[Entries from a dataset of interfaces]
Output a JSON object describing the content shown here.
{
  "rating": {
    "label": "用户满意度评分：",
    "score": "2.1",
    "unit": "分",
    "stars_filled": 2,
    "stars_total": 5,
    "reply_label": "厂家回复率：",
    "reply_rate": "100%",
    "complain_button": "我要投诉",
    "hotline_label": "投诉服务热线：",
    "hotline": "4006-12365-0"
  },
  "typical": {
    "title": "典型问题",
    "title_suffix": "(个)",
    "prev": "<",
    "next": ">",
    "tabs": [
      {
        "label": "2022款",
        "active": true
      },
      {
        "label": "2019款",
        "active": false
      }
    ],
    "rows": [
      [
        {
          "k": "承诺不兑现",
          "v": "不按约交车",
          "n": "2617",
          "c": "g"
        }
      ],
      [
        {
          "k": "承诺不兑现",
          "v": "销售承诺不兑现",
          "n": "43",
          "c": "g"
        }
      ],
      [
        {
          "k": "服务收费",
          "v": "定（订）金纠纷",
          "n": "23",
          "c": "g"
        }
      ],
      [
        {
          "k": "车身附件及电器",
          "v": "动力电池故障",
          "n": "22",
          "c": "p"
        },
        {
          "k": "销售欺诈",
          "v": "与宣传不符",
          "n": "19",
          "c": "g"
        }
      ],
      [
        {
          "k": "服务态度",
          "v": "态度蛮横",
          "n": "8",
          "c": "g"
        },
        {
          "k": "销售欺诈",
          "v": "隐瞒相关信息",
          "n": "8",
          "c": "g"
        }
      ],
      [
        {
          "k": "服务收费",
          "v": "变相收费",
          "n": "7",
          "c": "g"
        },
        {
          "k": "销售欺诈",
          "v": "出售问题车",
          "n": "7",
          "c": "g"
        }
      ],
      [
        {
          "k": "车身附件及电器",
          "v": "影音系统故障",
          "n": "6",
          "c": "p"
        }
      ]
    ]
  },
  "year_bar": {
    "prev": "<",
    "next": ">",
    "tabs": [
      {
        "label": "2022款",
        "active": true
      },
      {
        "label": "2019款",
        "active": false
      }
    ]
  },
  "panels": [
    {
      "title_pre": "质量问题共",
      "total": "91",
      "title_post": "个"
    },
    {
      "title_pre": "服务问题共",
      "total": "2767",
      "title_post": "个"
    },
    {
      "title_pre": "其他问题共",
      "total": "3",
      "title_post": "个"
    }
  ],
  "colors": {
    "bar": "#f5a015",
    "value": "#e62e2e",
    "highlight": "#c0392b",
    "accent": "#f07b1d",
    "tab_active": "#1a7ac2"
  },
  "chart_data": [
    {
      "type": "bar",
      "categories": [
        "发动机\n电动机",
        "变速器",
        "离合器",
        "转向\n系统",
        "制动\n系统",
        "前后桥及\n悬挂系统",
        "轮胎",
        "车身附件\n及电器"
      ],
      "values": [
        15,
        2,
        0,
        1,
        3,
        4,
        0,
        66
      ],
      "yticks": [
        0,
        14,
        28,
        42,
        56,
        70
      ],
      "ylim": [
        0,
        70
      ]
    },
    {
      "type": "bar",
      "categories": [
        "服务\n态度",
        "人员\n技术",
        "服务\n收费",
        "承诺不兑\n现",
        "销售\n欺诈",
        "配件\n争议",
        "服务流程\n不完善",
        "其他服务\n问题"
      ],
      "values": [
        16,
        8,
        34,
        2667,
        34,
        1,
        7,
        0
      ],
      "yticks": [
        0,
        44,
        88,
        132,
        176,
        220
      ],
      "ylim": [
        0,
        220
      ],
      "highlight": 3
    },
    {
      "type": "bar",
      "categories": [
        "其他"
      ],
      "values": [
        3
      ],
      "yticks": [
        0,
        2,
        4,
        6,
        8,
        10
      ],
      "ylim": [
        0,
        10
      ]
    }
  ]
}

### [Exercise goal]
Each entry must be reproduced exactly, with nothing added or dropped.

### [Reply to the exercise]
Output a JSON object describing the content shown here.
{
  "rating": {
    "label": "用户满意度评分：",
    "score": "2.1",
    "unit": "分",
    "stars_filled": 2,
    "stars_total": 5,
    "reply_label": "厂家回复率：",
    "reply_rate": "100%",
    "complain_button": "我要投诉",
    "hotline_label": "投诉服务热线：",
    "hotline": "4006-12365-0"
  },
  "typical": {
    "title": "典型问题",
    "title_suffix": "(个)",
    "prev": "<",
    "next": ">",
    "tabs": [
      {
        "label": "2022款",
        "active": true
      },
      {
        "label": "2019款",
        "active": false
      }
    ],
    "rows": [
      [
        {
          "k": "承诺不兑现",
          "v": "不按约交车",
          "n": "2617",
          "c": "g"
        }
      ],
      [
        {
          "k": "承诺不兑现",
          "v": "销售承诺不兑现",
          "n": "43",
          "c": "g"
        }
      ],
      [
        {
          "k": "服务收费",
          "v": "定（订）金纠纷",
          "n": "23",
          "c": "g"
        }
      ],
      [
        {
          "k": "车身附件及电器",
          "v": "动力电池故障",
          "n": "22",
          "c": "p"
        },
        {
          "k": "销售欺诈",
          "v": "与宣传不符",
          "n": "19",
          "c": "g"
        }
      ],
      [
        {
          "k": "服务态度",
          "v": "态度蛮横",
          "n": "8",
          "c": "g"
        },
        {
          "k": "销售欺诈",
          "v": "隐瞒相关信息",
          "n": "8",
          "c": "g"
        }
      ],
      [
        {
          "k": "服务收费",
          "v": "变相收费",
          "n": "7",
          "c": "g"
        },
        {
          "k": "销售欺诈",
          "v": "出售问题车",
          "n": "7",
          "c": "g"
        }
      ],
      [
        {
          "k": "车身附件及电器",
          "v": "影音系统故障",
          "n": "6",
          "c": "p"
        }
      ]
    ]
  },
  "year_bar": {
    "prev": "<",
    "next": ">",
    "tabs": [
      {
        "label": "2022款",
        "active": true
      },
      {
        "label": "2019款",
        "active": false
      }
    ]
  },
  "panels": [
    {
      "title_pre": "质量问题共",
      "total": "91",
      "title_post": "个"
    },
    {
      "title_pre": "服务问题共",
      "total": "2767",
      "title_post": "个"
    },
    {
      "title_pre": "其他问题共",
      "total": "3",
      "title_post": "个"
    }
  ],
  "colors": {
    "bar": "#f5a015",
    "value": "#e62e2e",
    "highlight": "#c0392b",
    "accent": "#f07b1d",
    "tab_active": "#1a7ac2"
  },
  "chart_data": [
    {
      "type": "bar",
      "categories": [
        "发动机\n电动机",
        "变速器",
        "离合器",
        "转向\n系统",
        "制动\n系统",
        "前后桥及\n悬挂系统",
        "轮胎",
        "车身附件\n及电器"
      ],
      "values": [
        15,
        2,
        0,
        1,
        3,
        4,
        0,
        66
      ],
      "yticks": [
        0,
        14,
        28,
        42,
        56,
        70
      ],
      "ylim": [
        0,
        70
      ]
    },
    {
      "type": "bar",
      "categories": [
        "服务\n态度",
        "人员\n技术",
        "服务\n收费",
        "承诺不兑\n现",
        "销售\n欺诈",
        "配件\n争议",
        "服务流程\n不完善",
        "其他服务\n问题"
      ],
      "values": [
        16,
        8,
        34,
        2667,
        34,
        1,
        7,
        0
      ],
      "yticks": [
        0,
        44,
        88,
        132,
        176,
        220
      ],
      "ylim": [
        0,
        220
      ],
      "highlight": 3
    },
    {
      "type": "bar",
      "categories": [
        "其他"
      ],
      "values": [
        3
      ],
      "yticks": [
        0,
        2,
        4,
        6,
        8,
        10
      ],
      "ylim": [
        0,
        10
      ]
    }
  ]
}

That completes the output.